China unintentionally may cause a big reduction in the Hong Kong consulate by belittling the city's importance. The new treason-and-sedition law imposed by Beijing on the city on July 1 has reduced Hong Kong's attractiveness to foreign financial firms and multinational companies. I'm looking at a new report from Standard & Poor's stating that Hong Kong's trend growth will more than halve by 2030, with its advantages as a freewheeling city "at risk of erosion."
Hong Kong plausibly could see growth shrink to zero in a decade, S&P says, because political uncertainty, pressure from China and social woes "are making Hong Kong less special."
The Chinese Communist Party wants Hong Kong to continue as the financial center of East Asia.

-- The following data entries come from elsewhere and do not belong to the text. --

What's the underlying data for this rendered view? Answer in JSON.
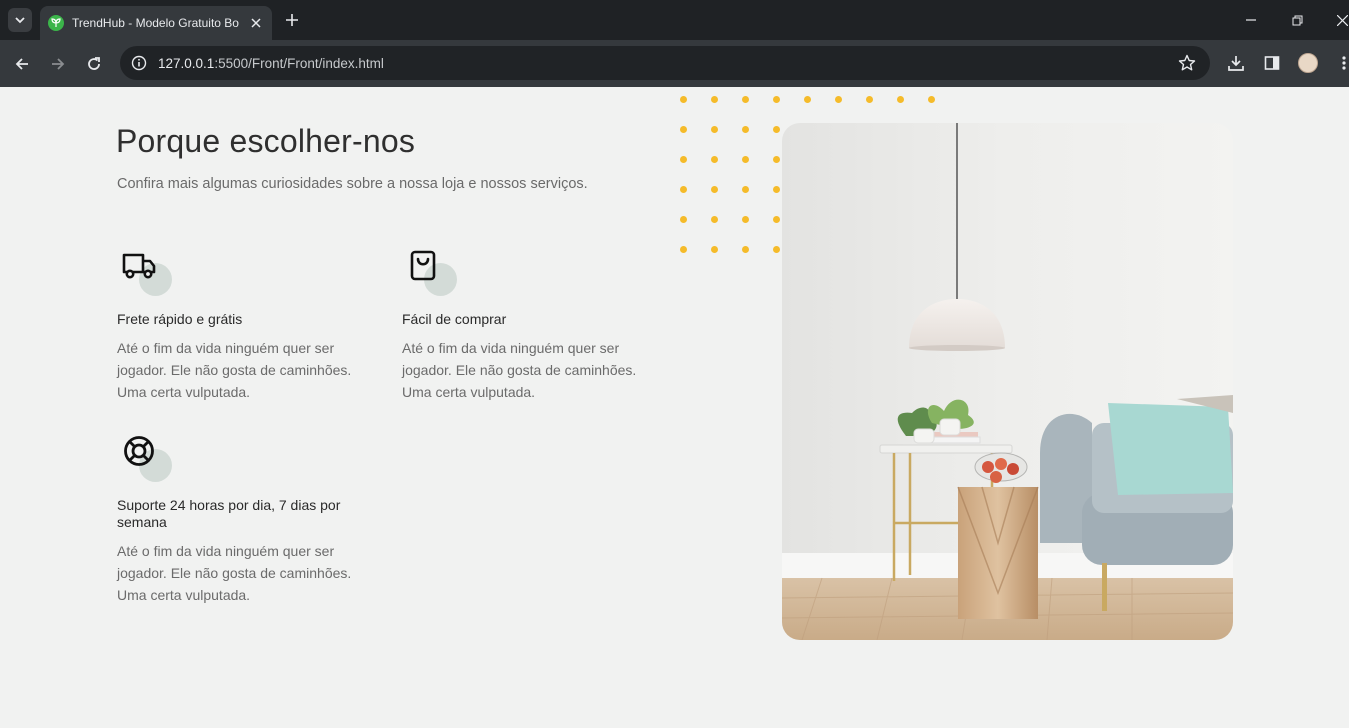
{
  "browser": {
    "tab_title": "TrendHub - Modelo Gratuito Bo",
    "url_host": "127.0.0.1",
    "url_path": ":5500/Front/Front/index.html"
  },
  "icons": {
    "tab_search": "chevron-down-icon",
    "favicon": "leaf-icon",
    "close": "close-icon",
    "new_tab": "plus-icon",
    "back": "arrow-left-icon",
    "forward": "arrow-right-icon",
    "reload": "reload-icon",
    "site_info": "info-icon",
    "bookmark": "star-icon",
    "download": "download-icon",
    "side_panel": "side-panel-icon",
    "menu": "kebab-menu-icon"
  },
  "section": {
    "title": "Porque escolher-nos",
    "subtitle": "Confira mais algumas curiosidades sobre a nossa loja e nossos serviços."
  },
  "features": [
    {
      "icon": "truck-icon",
      "title": "Frete rápido e grátis",
      "text": "Até o fim da vida ninguém quer ser jogador. Ele não gosta de caminhões. Uma certa vulputada."
    },
    {
      "icon": "shopping-bag-icon",
      "title": "Fácil de comprar",
      "text": "Até o fim da vida ninguém quer ser jogador. Ele não gosta de caminhões. Uma certa vulputada."
    },
    {
      "icon": "lifebuoy-icon",
      "title": "Suporte 24 horas por dia, 7 dias por semana",
      "text": "Até o fim da vida ninguém quer ser jogador. Ele não gosta de caminhões. Uma certa vulputada."
    }
  ],
  "colors": {
    "accent_dots": "#f5bb2a",
    "icon_bubble": "#d3dbd7",
    "page_bg": "#f1f2f1"
  }
}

But its members are more worried that pro-democracy voices will continue to call for change in the city and apparently are willing to sacrifice Hong Kong's special place in the world in order to quell dissent.
China's "Wolf Warrior" assertive stance, named for a popular series of staunchly nationalist action movies, has seen China raise the hackles of much of the free world. The example of Hong Kong shows China will accept a scorched-earth approach rather than risk any threat to the chokehold that the Chinese Communist Party has on its political future.
U.S. Secretary of State Mike Pompeo called this week for an international coalition of "like-minded nations, a new alliance of democracies," to stand up to China's aggressions. "If the free world doesn't change, Communist China will surely change us," he says.
Pompeo has been on a whirlwind round of diplomacy to meet his European counterparts this week. On Thursday, he spoke at the birthplace of former president Richard Nixon, who orchestrated a more-open relationship with China that began in 1979.
"The freedom-loving nations of the world must induce China to change," Pompeo said. Those nations must pressure China "in more creative and assertive ways, because Beijing's actions threaten our people and our prosperity."
This might be more likely to happen had the United States, under the administration of U.S. President Donald Trump, not betrayed its international allies repeatedly. The Trump administration has undermined the global bodies necessary to coordinate a response to China's increasingly militant foreign affairs by withdrawing from the Trans-Pacific Partnership, pulling out of the Paris agreement on climate change, reneging on the North American Free Trade Agreement (NAFTA), moaning about NATO financing, complaining about the cost of stationing troops in Japan, South Korea and Germany, belittling the World Trade Organization, calling the United Nations a talking shop, and withdrawing from the World Health Organization at a time of medical crisis.
The Chinese consulate in San Francisco may be the next target of U.S. ire. A Chinese scientist, Tang Juan, who was working at the University of California, Davis, has been holed up in the San Francisco consulate since the FBI questioned her on June 20, according to a U.S. court filing. Tang had hidden that she had worked as a doctor for the Chinese military, U.S. authorities allege. She now has been charged with visa fraud, as has a neurologist studying at Stanford University. Other Chinese researchers at University of California, San Francisco, and Duke University also have been charged recently.
There are signs the international community may take a more coordinated approach on China. It will take them setting aside their commercial interests, which China successfully has used to separate them so they can secure favorable trade terms.
Op-eds on Friday alone in the Global Times wonder aloud why the United States has turned on China, whether India will harden its attitude to China, why Britain is curbing China's influence at home, and why Australia is limiting scientific cooperation with China. You're not being paranoid, as they say, when they're all out to get you.